The first time I saw the color photograph "Untitled (primer plano de mujer rubia arollada e impactada contra un poste, Ciudad de Mexico)" (1979) [at left] by Enrique Metinides, it was in a press communication. At that time, I was reminded of the Alfred Hitchcock film Frenzy. This reaction, I suspect, was a coping method -- a way for me to imagine that it was not real by thinking it was a film still. You see, the photograph is of a woman who lies bleeding, dead or dying, crammed between two metal posts, a victim of a car crash. Next to her, a medic offers a jacket -- a gesture that elicits no response whatsoever in the victim.
Today, seeing this work in person at the exhibition On Duty, armed with the knowledge that it is an actual event, I am chilled. I can see her face so clearly, as if I am standing right there in front of her. We are exposed to so much faux violence and death in films, and television on a daily basis, yet the harshest realities of real life, even if they are from thirty-plus years ago, can still affect us deeply.

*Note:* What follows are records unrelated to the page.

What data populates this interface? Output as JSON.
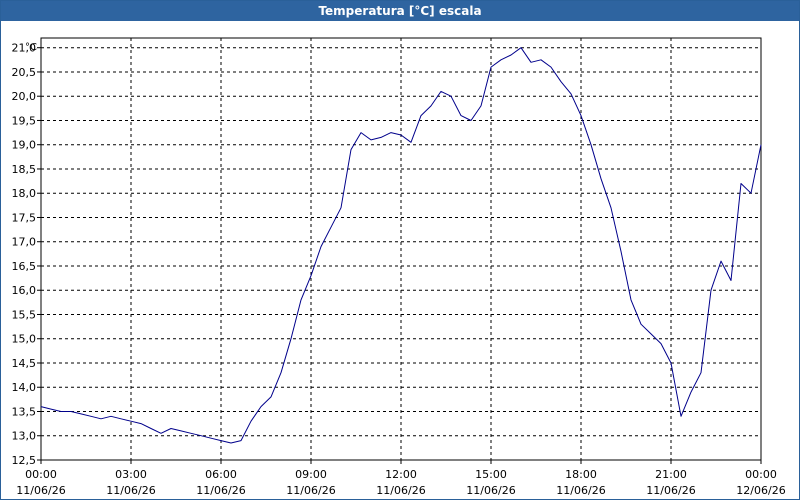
{
  "window": {
    "title": "Temperatura [°C] escala"
  },
  "colors": {
    "titlebar": "#2e64a0",
    "line": "#00008b",
    "grid": "#000000",
    "background": "#ffffff"
  },
  "chart_data": {
    "type": "line",
    "title": "Temperatura [°C] escala",
    "ylabel": "°C",
    "xlabel": "",
    "ylim": [
      12.5,
      21.2
    ],
    "xlim_hours": [
      0,
      24
    ],
    "grid": true,
    "legend": "none",
    "y_ticks": [
      "12,5",
      "13,0",
      "13,5",
      "14,0",
      "14,5",
      "15,0",
      "15,5",
      "16,0",
      "16,5",
      "17,0",
      "17,5",
      "18,0",
      "18,5",
      "19,0",
      "19,5",
      "20,0",
      "20,5",
      "21,0"
    ],
    "x_ticks": [
      {
        "time": "00:00",
        "date": "11/06/26"
      },
      {
        "time": "03:00",
        "date": "11/06/26"
      },
      {
        "time": "06:00",
        "date": "11/06/26"
      },
      {
        "time": "09:00",
        "date": "11/06/26"
      },
      {
        "time": "12:00",
        "date": "11/06/26"
      },
      {
        "time": "15:00",
        "date": "11/06/26"
      },
      {
        "time": "18:00",
        "date": "11/06/26"
      },
      {
        "time": "21:00",
        "date": "11/06/26"
      },
      {
        "time": "00:00",
        "date": "12/06/26"
      }
    ],
    "series": [
      {
        "x": [
          "00:00",
          "00:20",
          "00:40",
          "01:00",
          "01:20",
          "01:40",
          "02:00",
          "02:20",
          "02:40",
          "03:00",
          "03:20",
          "03:40",
          "04:00",
          "04:20",
          "04:40",
          "05:00",
          "05:20",
          "05:40",
          "06:00",
          "06:20",
          "06:40",
          "07:00",
          "07:20",
          "07:40",
          "08:00",
          "08:20",
          "08:40",
          "09:00",
          "09:20",
          "09:40",
          "10:00",
          "10:20",
          "10:40",
          "11:00",
          "11:20",
          "11:40",
          "12:00",
          "12:20",
          "12:40",
          "13:00",
          "13:20",
          "13:40",
          "14:00",
          "14:20",
          "14:40",
          "15:00",
          "15:20",
          "15:40",
          "16:00",
          "16:20",
          "16:40",
          "17:00",
          "17:20",
          "17:40",
          "18:00",
          "18:20",
          "18:40",
          "19:00",
          "19:20",
          "19:40",
          "20:00",
          "20:20",
          "20:40",
          "21:00",
          "21:20",
          "21:40",
          "22:00",
          "22:20",
          "22:40",
          "23:00",
          "23:20",
          "23:40",
          "24:00"
        ],
        "values": [
          13.6,
          13.55,
          13.5,
          13.5,
          13.45,
          13.4,
          13.35,
          13.4,
          13.35,
          13.3,
          13.25,
          13.15,
          13.05,
          13.15,
          13.1,
          13.05,
          13.0,
          12.95,
          12.9,
          12.85,
          12.9,
          13.3,
          13.6,
          13.8,
          14.3,
          15.0,
          15.8,
          16.3,
          16.9,
          17.3,
          17.7,
          18.9,
          19.25,
          19.1,
          19.15,
          19.25,
          19.2,
          19.05,
          19.6,
          19.8,
          20.1,
          20.0,
          19.6,
          19.5,
          19.8,
          20.6,
          20.75,
          20.85,
          21.0,
          20.7,
          20.75,
          20.6,
          20.3,
          20.05,
          19.6,
          19.0,
          18.3,
          17.7,
          16.8,
          15.8,
          15.3,
          15.1,
          14.9,
          14.5,
          13.4,
          13.9,
          14.3,
          16.0,
          16.6,
          16.2,
          18.2,
          18.0,
          19.0
        ]
      }
    ]
  }
}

As stated in the catalog, the three photographers represented in the exhibition on loan from the Andrew and Christine Hall Collection -- Arnold Odermatt, Metinides, and Weegee (Arthur Fellig) -- are individuals who never really thought much about creating fine art. They were there, making these incredible photographs, to document an accident, crime, or other human tragedy. To do this, one would have to have a good stomach, nerves of steel, the ability to move at the drop of a hat, and possess the capacity to remove oneself from the reality. And yet, through all of the devastation depicted here, there emerges iconic imagery that rivals many great masterworks. The exhibition's curator, Helen Klisser During, in amassing and presenting this work the way she did, has aided us in seeing the art behind the anxiety.

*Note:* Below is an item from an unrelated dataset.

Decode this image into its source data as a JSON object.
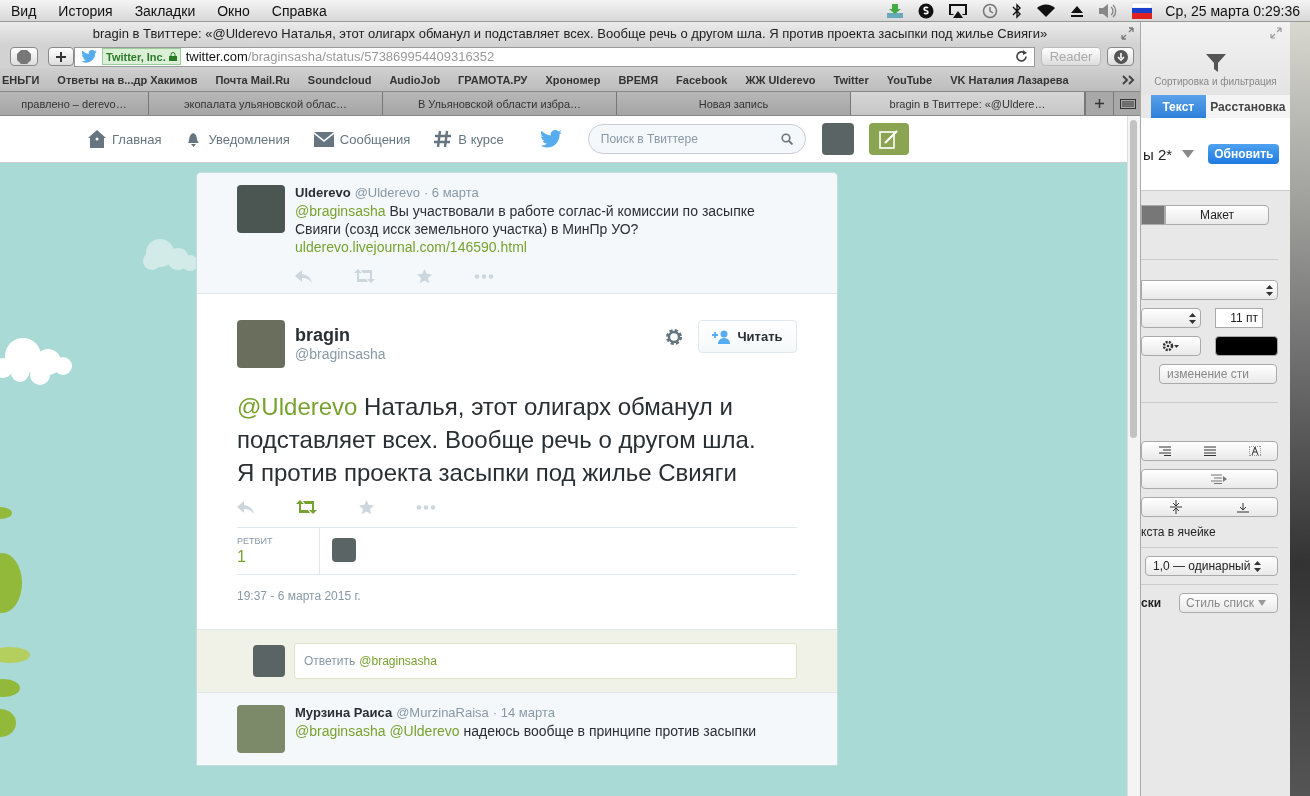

The Metinides photograph "Untitled" is as powerful and intensely visceral as any Jeff Wall work. In another photograph by Metinides, "Untitled (tintorero electrocutado tras querer instalar un "diablito" descendido por bomberos)" (1959), there hangs a man, apparently electrocuted, arching backwards over power wires atop a telephone pole. The drama, the humanity, the clarity of this event is timeless, while the composition is modern, and the reality unforgivable.
The work of Arnold Odermatt is poignant too, but in another respect. Here, you mostly see car accidents after the victims have been cleared, the assessments complete and the crowds dispersed. However, the cars, which are the subjects in this case, look personified as if sad, broken, and stuck in an endless tangle of physical contradictions and faulty judgments. But that's what makes it so human, the fallibility, the faults -- and that's what keeps you looking.

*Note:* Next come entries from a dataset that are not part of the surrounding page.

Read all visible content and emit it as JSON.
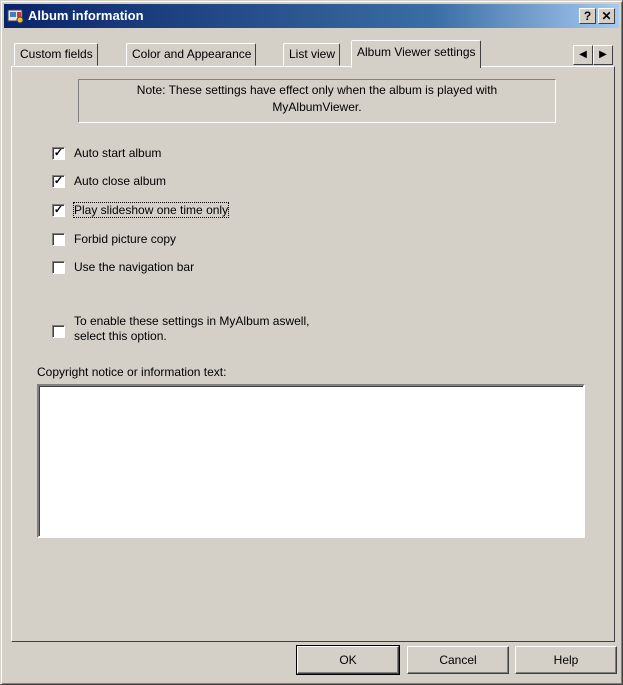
{
  "window": {
    "title": "Album information",
    "help_btn": "?",
    "close_btn": "✕"
  },
  "tabs": [
    {
      "label": "Custom fields"
    },
    {
      "label": "Color and Appearance"
    },
    {
      "label": "List view"
    },
    {
      "label": "Album Viewer settings"
    }
  ],
  "tab_scroll": {
    "left": "◀",
    "right": "▶"
  },
  "note": {
    "line1": "Note: These settings have effect only when the album is played with",
    "line2": "MyAlbumViewer."
  },
  "options": [
    {
      "label": "Auto start album",
      "checked": true,
      "check_mark": "✓"
    },
    {
      "label": "Auto close album",
      "checked": true,
      "check_mark": "✓"
    },
    {
      "label": "Play slideshow one time only",
      "checked": true,
      "check_mark": "✓"
    },
    {
      "label": "Forbid picture copy",
      "checked": false,
      "check_mark": ""
    },
    {
      "label": "Use the navigation bar",
      "checked": false,
      "check_mark": ""
    }
  ],
  "enable_option": {
    "line1": "To enable these settings in MyAlbum aswell,",
    "line2": "select this option.",
    "checked": false
  },
  "copyright": {
    "label": "Copyright notice or information text:",
    "value": ""
  },
  "buttons": {
    "ok": "OK",
    "cancel": "Cancel",
    "help": "Help"
  }
}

Then there are Weegee's prints -- scratchy, seedy, more sepia-toned and vintage than the other two bodies of work. Here we see New York City heroics and horrors where crime, calamity, and comicalness converge. One stellar gelatin silver print, "Dead Lieutenant" (ca. 1937), stunned and stopped me in my tracks. Like Eugene Delacroix managed to say to us in the "Raft of the Medusa" in 1816, Weegee captures, in a single moment of time, a stand of men who have both their physical and mental strength pushed past preconceived limits, and where dread, death, and determination devour the stage. - D. Dominick Lombardi
Mr. Lombardi is an artist with representation at the Kim Foster Gallery in New York, a writer with Public Art and Ecology (Shanghai), Sculpture, and d'ART, and an independent curator.